▶ EXERCISE: Return the count of lines in the following records that include "highlight", and nothing more.

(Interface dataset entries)
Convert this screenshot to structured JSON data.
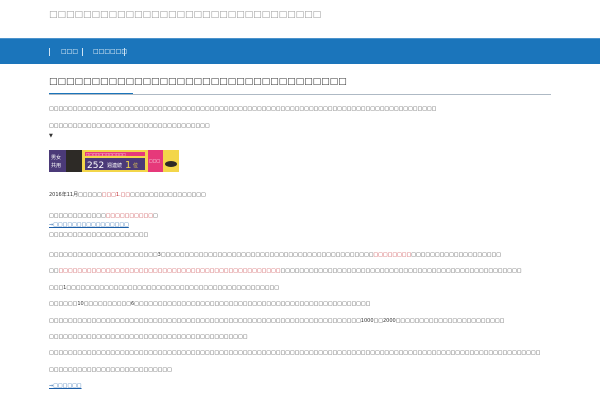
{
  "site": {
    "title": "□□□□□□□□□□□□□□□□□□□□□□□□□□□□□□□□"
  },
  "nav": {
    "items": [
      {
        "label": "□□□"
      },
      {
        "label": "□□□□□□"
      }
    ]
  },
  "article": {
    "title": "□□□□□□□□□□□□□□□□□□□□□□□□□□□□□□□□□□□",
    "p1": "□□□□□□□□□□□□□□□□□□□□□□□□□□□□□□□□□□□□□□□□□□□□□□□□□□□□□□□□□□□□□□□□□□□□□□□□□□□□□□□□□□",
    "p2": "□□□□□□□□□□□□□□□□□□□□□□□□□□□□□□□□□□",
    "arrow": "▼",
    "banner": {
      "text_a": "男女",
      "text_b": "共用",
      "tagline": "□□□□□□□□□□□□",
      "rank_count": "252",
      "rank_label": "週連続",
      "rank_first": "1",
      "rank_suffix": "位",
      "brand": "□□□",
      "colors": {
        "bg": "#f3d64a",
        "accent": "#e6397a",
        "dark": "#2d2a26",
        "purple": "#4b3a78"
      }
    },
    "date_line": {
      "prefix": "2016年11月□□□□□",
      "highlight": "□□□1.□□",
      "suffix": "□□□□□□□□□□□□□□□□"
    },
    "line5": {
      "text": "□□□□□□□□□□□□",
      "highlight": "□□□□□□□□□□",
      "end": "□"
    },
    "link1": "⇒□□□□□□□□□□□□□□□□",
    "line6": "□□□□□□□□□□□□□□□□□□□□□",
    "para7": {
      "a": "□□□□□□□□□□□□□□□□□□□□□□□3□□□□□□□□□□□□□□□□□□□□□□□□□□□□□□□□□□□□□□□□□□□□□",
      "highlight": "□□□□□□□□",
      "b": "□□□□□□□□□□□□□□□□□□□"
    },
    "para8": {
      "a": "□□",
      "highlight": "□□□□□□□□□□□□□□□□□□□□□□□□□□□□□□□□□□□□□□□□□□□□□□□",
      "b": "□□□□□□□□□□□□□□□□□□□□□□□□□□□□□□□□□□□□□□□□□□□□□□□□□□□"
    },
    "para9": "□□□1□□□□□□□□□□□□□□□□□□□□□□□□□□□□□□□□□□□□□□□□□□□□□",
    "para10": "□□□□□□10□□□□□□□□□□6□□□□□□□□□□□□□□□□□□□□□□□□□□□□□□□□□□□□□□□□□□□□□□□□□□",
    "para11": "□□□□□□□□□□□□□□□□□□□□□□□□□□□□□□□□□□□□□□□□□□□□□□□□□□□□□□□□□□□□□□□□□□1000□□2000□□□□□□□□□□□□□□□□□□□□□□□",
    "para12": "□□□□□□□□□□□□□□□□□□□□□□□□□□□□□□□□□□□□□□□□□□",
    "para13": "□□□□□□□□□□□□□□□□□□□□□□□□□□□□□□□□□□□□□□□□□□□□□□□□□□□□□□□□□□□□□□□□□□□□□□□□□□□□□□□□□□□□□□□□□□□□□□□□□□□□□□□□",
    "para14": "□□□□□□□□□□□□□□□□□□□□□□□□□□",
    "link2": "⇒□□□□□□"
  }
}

▶ ANSWER SECTION: 4